Conflicts of Interest

The authors declare no conflicts of interest.

[1] |
Harrison, E.R. (1967) Classification of Uniform Cosmological Models. Monthly Notices of the Royal Astronomical Society, 137, 69-79. https://doi.org/10.1093/mnras/137.1.69 |

[2] | Cataldo, C. (2016) Towards a New Relativity: How to Travel Faster than Light. Research & Reviews: Journal of Pure and Applied Physics, 4, 7-14. |

[3] | Cataldo, C. (2016) A Simplified Model of Oscillating Universe: Alternative Deduction of Friedmann-Lemaître Equations with a Negative Cosmological Constant. Research & Reviews: Journal of Pure and Applied Physics, 4, 1-3. |

[4] | Cataldo, C. (2016) Further Remarks on the Oscillating Universe: An Explicative Approach. Research & Reviews: Journal of Pure and Applied Physics, 4, 3-37. |

[5] |
Hubble E. (1929) A Relation between Distance and Radial Velocity among Extra-Galactic Nebulae. Proceedings of the National Academy of Sciences of the United States of America, 15, 168-173. https://doi.org/10.1073/pnas.15.3.168 |
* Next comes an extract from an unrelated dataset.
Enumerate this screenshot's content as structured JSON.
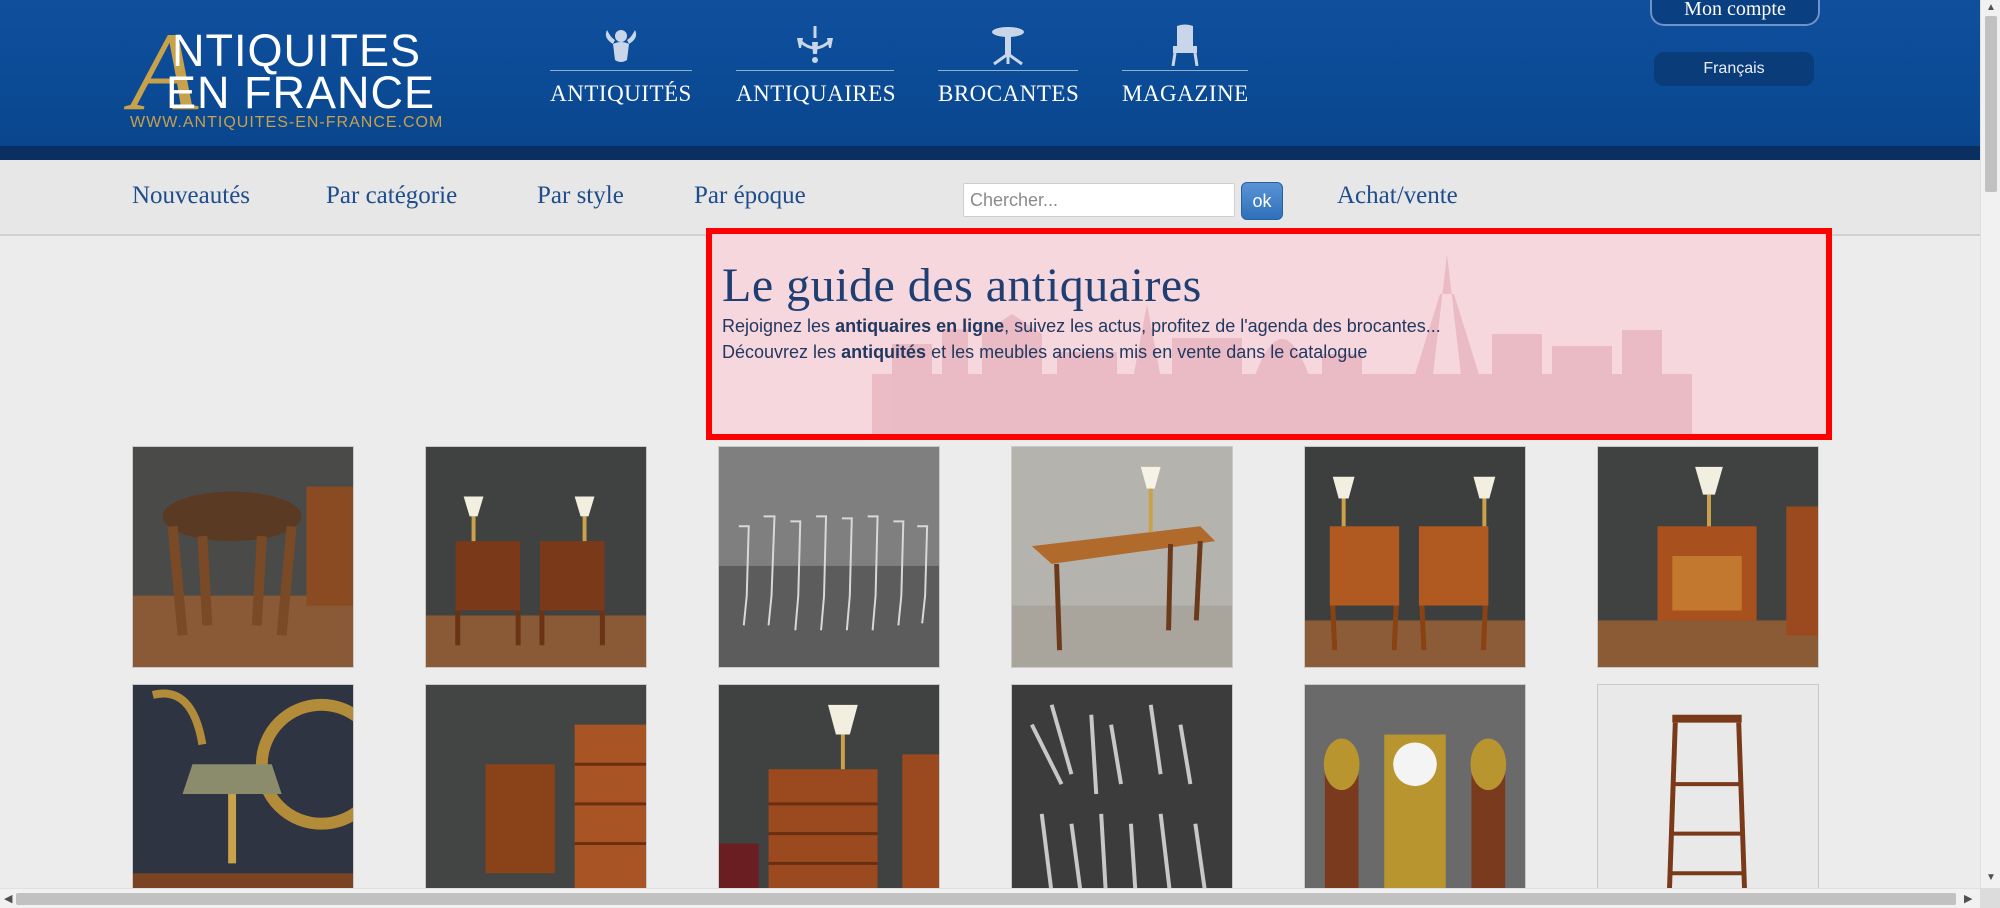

[6] |
Cataldo, C. (2016) Effects of a Global Symmetry on the Observation of Astronomical Objects. Applied Physics Research, 8, 75-80. https://doi.org/10.5539/apr.v8n5p75 |

[7] | Lorentz, H.A. (1904) Electromagnetic Phenomena in a System Moving with Any Velocity Smaller than That of Light. Proceedings of the Royal Netherlands Academy of Arts and Sciences, 6, 809-831. |
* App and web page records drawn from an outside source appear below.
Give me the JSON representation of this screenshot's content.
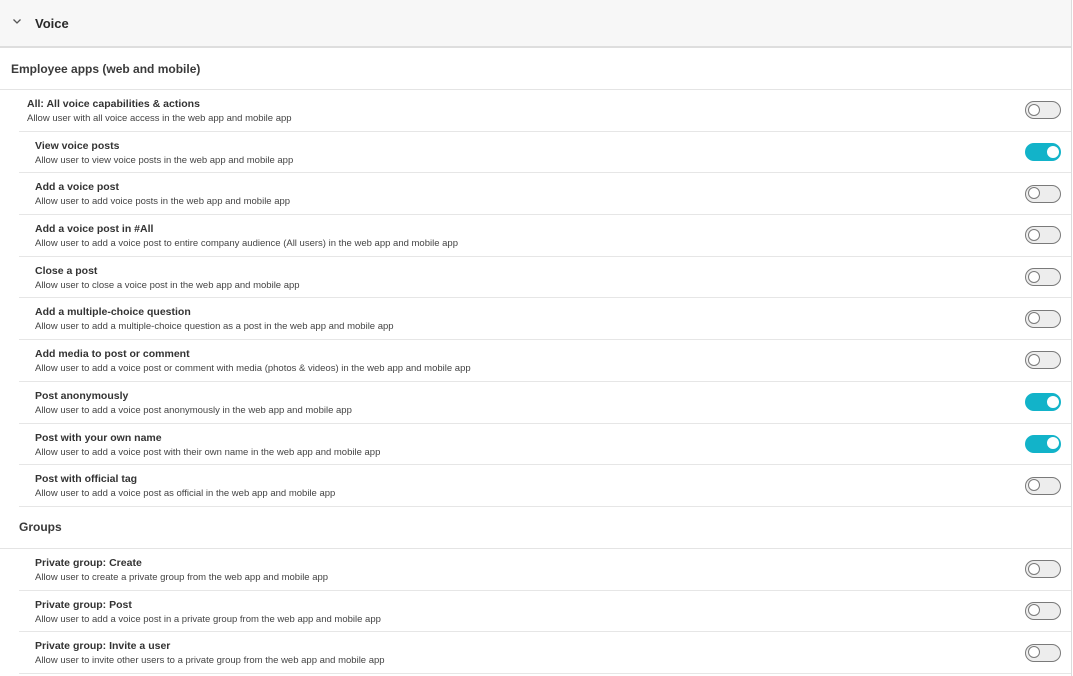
{
  "section": {
    "title": "Voice",
    "expand_icon": "chevron-down-icon"
  },
  "groups": [
    {
      "label": "Employee apps (web and mobile)",
      "rows": [
        {
          "title": "All: All voice capabilities & actions",
          "desc": "Allow user with all voice access in the web app and mobile app",
          "enabled": false
        },
        {
          "title": "View voice posts",
          "desc": "Allow user to view voice posts in the web app and mobile app",
          "enabled": true
        },
        {
          "title": "Add a voice post",
          "desc": "Allow user to add voice posts in the web app and mobile app",
          "enabled": false
        },
        {
          "title": "Add a voice post in #All",
          "desc": "Allow user to add a voice post to entire company audience (All users) in the web app and mobile app",
          "enabled": false
        },
        {
          "title": "Close a post",
          "desc": "Allow user to close a voice post in the web app and mobile app",
          "enabled": false
        },
        {
          "title": "Add a multiple-choice question",
          "desc": "Allow user to add a multiple-choice question as a post in the web app and mobile app",
          "enabled": false
        },
        {
          "title": "Add media to post or comment",
          "desc": "Allow user to add a voice post or comment with media (photos & videos) in the web app and mobile app",
          "enabled": false
        },
        {
          "title": "Post anonymously",
          "desc": "Allow user to add a voice post anonymously in the web app and mobile app",
          "enabled": true
        },
        {
          "title": "Post with your own name",
          "desc": "Allow user to add a voice post with their own name in the web app and mobile app",
          "enabled": true
        },
        {
          "title": "Post with official tag",
          "desc": "Allow user to add a voice post as official in the web app and mobile app",
          "enabled": false
        }
      ]
    },
    {
      "label": "Groups",
      "rows": [
        {
          "title": "Private group: Create",
          "desc": "Allow user to create a private group from the web app and mobile app",
          "enabled": false
        },
        {
          "title": "Private group: Post",
          "desc": "Allow user to add a voice post in a private group from the web app and mobile app",
          "enabled": false
        },
        {
          "title": "Private group: Invite a user",
          "desc": "Allow user to invite other users to a private group from the web app and mobile app",
          "enabled": false
        }
      ]
    }
  ],
  "colors": {
    "toggle_on": "#12b3c9",
    "toggle_off_border": "#7a7a7a",
    "header_bg": "#f7f7f7"
  }
}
[8] |
Einstein, A. (1916) Relativity: The Special and General Theory (Translated by Lawson R.W., 1920). Henry Holt and Company, New York. https://doi.org/10.4324/9780203198711 |

[9] | Zeldovich, Y. (1961) Theequation of State at Ultrahigh Densities and Its Relativistic Limitations. Journal of Experimental and Theoretical Physics (U.S.S.R.), 41, 1609–1615. |
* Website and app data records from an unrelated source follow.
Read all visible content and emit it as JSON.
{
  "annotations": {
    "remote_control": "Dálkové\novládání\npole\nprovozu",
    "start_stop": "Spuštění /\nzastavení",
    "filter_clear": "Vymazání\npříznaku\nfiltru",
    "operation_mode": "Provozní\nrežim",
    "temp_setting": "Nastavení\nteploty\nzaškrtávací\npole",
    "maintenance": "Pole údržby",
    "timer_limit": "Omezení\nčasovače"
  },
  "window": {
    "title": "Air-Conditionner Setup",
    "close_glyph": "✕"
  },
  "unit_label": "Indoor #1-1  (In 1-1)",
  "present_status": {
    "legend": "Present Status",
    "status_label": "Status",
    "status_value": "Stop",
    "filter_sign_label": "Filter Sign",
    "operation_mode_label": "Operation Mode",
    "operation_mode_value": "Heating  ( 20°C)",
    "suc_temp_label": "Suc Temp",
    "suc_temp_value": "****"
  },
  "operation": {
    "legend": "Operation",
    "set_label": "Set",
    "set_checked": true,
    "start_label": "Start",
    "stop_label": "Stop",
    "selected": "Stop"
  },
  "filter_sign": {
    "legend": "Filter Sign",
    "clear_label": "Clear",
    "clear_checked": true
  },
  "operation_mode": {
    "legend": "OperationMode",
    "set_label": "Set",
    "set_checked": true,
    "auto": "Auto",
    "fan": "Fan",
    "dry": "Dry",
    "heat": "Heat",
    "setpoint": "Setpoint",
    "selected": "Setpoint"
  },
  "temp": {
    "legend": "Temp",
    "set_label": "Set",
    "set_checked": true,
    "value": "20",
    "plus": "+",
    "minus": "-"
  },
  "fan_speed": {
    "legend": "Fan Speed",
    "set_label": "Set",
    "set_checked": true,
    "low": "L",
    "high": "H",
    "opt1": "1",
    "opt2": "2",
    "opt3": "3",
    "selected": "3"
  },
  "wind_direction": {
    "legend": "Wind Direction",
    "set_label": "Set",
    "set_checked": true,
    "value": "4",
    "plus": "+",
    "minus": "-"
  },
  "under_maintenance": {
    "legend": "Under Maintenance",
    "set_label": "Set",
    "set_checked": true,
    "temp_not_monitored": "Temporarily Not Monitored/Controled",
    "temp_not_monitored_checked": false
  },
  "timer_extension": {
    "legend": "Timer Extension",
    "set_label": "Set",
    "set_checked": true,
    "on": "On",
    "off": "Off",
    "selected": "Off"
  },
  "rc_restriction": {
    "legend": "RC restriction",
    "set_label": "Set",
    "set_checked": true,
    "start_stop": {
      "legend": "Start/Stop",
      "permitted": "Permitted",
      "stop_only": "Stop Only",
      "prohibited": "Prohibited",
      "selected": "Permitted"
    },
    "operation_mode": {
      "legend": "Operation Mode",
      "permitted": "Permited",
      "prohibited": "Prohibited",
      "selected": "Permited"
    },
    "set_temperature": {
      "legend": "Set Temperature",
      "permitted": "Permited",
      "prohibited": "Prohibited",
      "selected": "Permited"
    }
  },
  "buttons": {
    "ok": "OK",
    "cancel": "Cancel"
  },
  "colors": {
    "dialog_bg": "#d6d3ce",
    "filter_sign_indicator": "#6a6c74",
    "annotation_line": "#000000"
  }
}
[10] | Cataldo, C. (2016) Beyond the Metrics: Qualitative Introduction to the Modified Gravitation. Research & Reviews: Journal of Pure and Applied Physics, 4. |

[11] |
Turok, N. and Steinhardt, P.J. (2005) Beyond Inflation: A Cyclic Universe Scenario. Physica Scripta, T 117, 76-85. https://doi.org/10.1238/Physica.Topical.117a00076 |

[12] |
Pachner, J. (1965) An Oscillating Isotropic Universe without Singularity. Monthly Notices of the Royal Astronomical Society, 131, 173-176. https://doi.org/10.1093/mnras/131.1.173 |

[13] |
Cataldo, C. (2016) Faster than Light: Again on the Lorentz Transformations. Applied Physics Research, 8, 13-20. https://doi.org/10.5539/apr.v8n6p17 |

Copyright © 2020 by authors and Scientific Research Publishing Inc.

This work and the related PDF file are licensed under a Creative Commons Attribution 4.0 International License.